Stored data Start Marker

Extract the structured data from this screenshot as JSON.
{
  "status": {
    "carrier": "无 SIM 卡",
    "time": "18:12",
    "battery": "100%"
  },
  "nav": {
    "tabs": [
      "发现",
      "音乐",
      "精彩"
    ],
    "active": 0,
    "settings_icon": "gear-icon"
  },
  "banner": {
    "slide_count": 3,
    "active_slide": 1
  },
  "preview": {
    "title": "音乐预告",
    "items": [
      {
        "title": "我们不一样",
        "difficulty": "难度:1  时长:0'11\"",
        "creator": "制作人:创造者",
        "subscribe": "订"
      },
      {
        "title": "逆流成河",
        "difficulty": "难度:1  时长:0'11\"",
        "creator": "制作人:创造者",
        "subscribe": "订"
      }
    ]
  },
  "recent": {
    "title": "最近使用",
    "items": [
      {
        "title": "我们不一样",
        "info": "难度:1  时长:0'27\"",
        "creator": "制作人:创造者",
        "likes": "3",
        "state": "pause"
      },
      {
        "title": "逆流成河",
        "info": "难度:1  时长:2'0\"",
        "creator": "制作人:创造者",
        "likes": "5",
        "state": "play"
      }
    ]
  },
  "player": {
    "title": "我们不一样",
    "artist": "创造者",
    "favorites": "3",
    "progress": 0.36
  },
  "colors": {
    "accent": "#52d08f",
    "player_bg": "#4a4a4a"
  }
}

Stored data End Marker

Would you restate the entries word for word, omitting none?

Solution for this problem:
Extract the structured data from this screenshot as JSON.
{
  "status": {
    "carrier": "无 SIM 卡",
    "time": "18:12",
    "battery": "100%"
  },
  "nav": {
    "tabs": [
      "发现",
      "音乐",
      "精彩"
    ],
    "active": 0,
    "settings_icon": "gear-icon"
  },
  "banner": {
    "slide_count": 3,
    "active_slide": 1
  },
  "preview": {
    "title": "音乐预告",
    "items": [
      {
        "title": "我们不一样",
        "difficulty": "难度:1  时长:0'11\"",
        "creator": "制作人:创造者",
        "subscribe": "订"
      },
      {
        "title": "逆流成河",
        "difficulty": "难度:1  时长:0'11\"",
        "creator": "制作人:创造者",
        "subscribe": "订"
      }
    ]
  },
  "recent": {
    "title": "最近使用",
    "items": [
      {
        "title": "我们不一样",
        "info": "难度:1  时长:0'27\"",
        "creator": "制作人:创造者",
        "likes": "3",
        "state": "pause"
      },
      {
        "title": "逆流成河",
        "info": "难度:1  时长:2'0\"",
        "creator": "制作人:创造者",
        "likes": "5",
        "state": "play"
      }
    ]
  },
  "player": {
    "title": "我们不一样",
    "artist": "创造者",
    "favorites": "3",
    "progress": 0.36
  },
  "colors": {
    "accent": "#52d08f",
    "player_bg": "#4a4a4a"
  }
}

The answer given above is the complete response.